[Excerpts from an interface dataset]
**********
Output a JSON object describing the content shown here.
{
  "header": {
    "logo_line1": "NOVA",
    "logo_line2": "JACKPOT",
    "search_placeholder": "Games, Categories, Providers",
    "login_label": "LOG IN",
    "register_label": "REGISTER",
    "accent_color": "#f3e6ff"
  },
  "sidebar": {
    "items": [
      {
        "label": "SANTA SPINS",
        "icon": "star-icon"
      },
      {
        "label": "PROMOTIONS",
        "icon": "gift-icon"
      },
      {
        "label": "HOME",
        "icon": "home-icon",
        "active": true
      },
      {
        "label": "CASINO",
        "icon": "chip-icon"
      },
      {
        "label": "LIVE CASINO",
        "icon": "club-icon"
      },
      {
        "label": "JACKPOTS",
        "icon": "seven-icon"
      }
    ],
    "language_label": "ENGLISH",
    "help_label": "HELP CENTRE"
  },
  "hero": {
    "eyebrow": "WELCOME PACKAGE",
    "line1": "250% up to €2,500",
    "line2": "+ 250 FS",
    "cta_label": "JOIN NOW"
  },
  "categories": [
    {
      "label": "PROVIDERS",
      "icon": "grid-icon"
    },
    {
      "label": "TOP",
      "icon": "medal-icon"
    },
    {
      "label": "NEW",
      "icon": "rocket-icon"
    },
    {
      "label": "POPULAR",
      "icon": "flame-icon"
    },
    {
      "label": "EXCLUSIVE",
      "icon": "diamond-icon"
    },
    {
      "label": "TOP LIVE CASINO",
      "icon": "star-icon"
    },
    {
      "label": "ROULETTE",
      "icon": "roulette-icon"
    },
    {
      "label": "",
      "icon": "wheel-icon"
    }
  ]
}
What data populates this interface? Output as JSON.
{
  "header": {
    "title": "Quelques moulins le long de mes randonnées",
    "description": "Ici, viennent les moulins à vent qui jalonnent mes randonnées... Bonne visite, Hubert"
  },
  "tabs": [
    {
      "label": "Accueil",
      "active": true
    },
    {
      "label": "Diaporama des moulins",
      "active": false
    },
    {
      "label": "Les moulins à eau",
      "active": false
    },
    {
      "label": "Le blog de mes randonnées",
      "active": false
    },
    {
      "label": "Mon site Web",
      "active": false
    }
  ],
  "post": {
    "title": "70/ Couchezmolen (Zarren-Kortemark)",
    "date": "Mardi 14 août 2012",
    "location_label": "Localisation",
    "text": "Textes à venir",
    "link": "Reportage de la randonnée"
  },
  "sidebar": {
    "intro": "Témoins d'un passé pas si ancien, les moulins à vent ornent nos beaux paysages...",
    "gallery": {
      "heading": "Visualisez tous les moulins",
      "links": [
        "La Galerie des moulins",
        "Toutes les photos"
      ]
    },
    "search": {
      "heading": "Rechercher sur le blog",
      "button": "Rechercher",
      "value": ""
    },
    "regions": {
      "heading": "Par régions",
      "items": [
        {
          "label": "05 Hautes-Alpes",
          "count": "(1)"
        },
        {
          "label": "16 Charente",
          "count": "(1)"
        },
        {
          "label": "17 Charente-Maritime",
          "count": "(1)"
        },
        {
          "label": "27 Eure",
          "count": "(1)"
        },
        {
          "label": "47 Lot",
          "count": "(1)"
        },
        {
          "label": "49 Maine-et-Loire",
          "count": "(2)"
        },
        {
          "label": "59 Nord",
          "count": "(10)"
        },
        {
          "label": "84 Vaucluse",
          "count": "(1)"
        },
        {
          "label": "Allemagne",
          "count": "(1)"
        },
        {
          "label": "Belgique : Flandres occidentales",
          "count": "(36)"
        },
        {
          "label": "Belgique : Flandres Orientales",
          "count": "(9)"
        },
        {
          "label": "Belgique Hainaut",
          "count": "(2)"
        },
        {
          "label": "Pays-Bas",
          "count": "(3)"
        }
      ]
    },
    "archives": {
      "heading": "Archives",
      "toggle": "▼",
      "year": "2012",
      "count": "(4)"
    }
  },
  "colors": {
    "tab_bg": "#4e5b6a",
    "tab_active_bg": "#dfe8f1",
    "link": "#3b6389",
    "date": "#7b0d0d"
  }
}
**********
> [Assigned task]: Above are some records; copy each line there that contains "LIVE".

> [Response]:
        "label": "LIVE CASINO",
      "label": "TOP LIVE CASINO",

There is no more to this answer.